Points to note: Creating your own resources requires careful planning, time and a certain level of skill. It might require some participation in professional development activities.
Sure, providing the class material online enables the student to rewind and re-visit material if they don’t ‘get it’ the first time. However, the reality is that students often don’t realise they haven’t ‘got it’ until a test situation. Teenagers typically rush through any work that the teacher has set for homework (as a mother of two teenagers I know how they operate!).
A typical parent-teenager dialogue might go something like this … “Have you finished?” … “Yeah” … “Do you understand it?” … “Yeah” … “OK, show me” … [grunts of teenage objections] … [grunting teenager gets question wrong] … [pick from one of the following teenager responses] (a) “We didn’t have to get them all right“, (b) “I was getting them right before you came along“, or (c) “We were told to only spend 15 minutes on this” (translated as “I’ve had enough and I’m not doing any more!”).
Points to note: Don’t expect students to be passive recipients of information. Build in opportunities for self-assessment, reflection, collaboration and discussion.

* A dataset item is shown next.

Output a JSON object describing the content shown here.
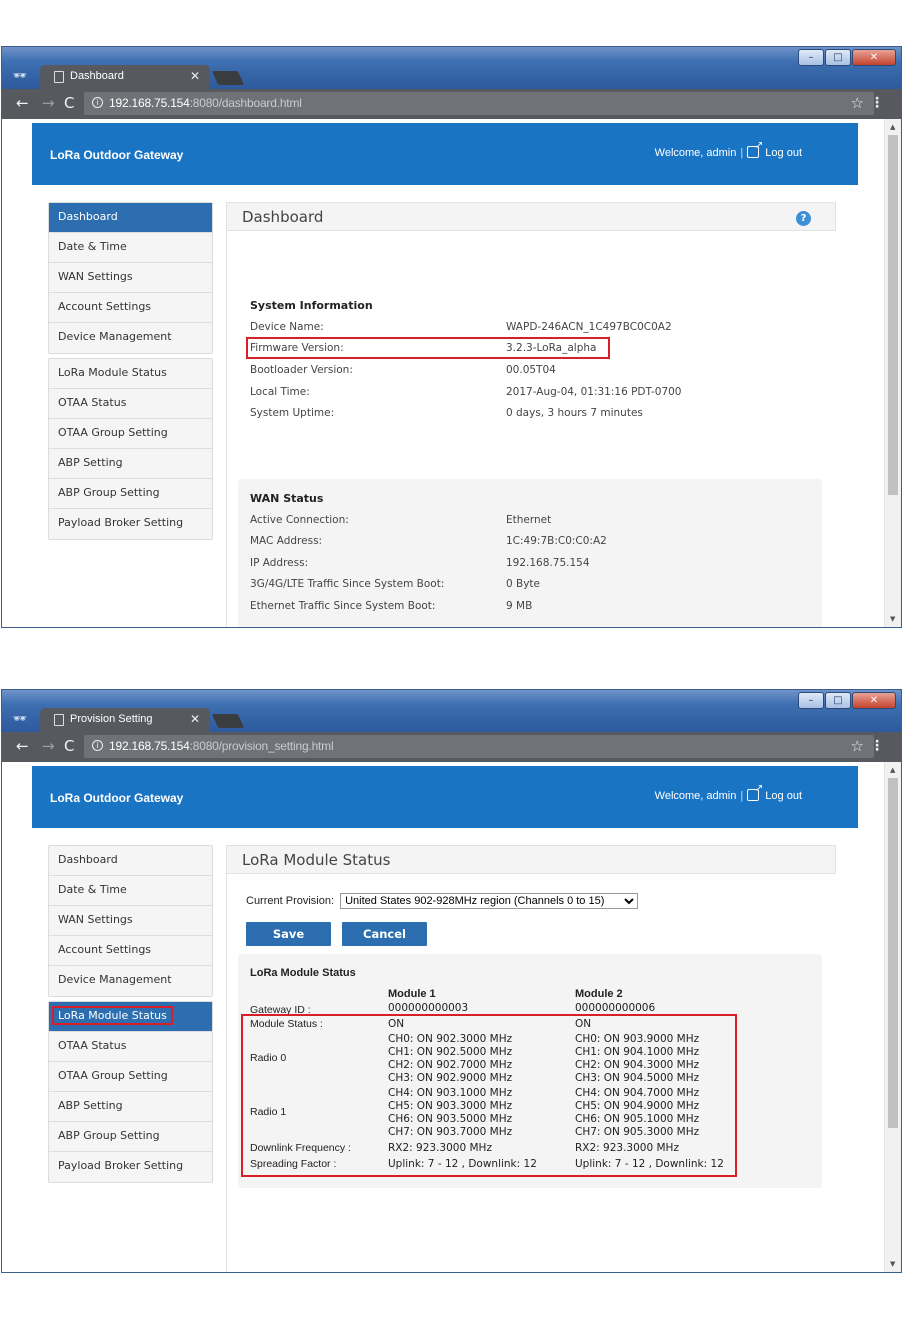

Get them to do something with the information.
Good pedagogy, both in the selection or design of elearning resources and in classroom interactions, is absolutely essential. A good teacher will plan their lesson so that there is a mixture of ‘lecture’ (content delivery), questions, enquiry, problem solving, reflection and group work. The ‘lecture’ time, whether online or in the classroom, should also include questions and discussions along the way. These principles should apply to the more traditional classroom as well as the flipped classroom.
I’m not against the idea of the flipped classroom, in fact, I’m for anything that merges my two passions of education and technology. However, flipping is not a solution that fits all students in every situation. It should be more than just using video to deliver content.
Teachers need to look at what they are teaching how they are teaching it. The appropriate teaching methodology is selected to suit the student and the content. The decision to flip the content should be made for the benefit of the student, not the teacher or the school.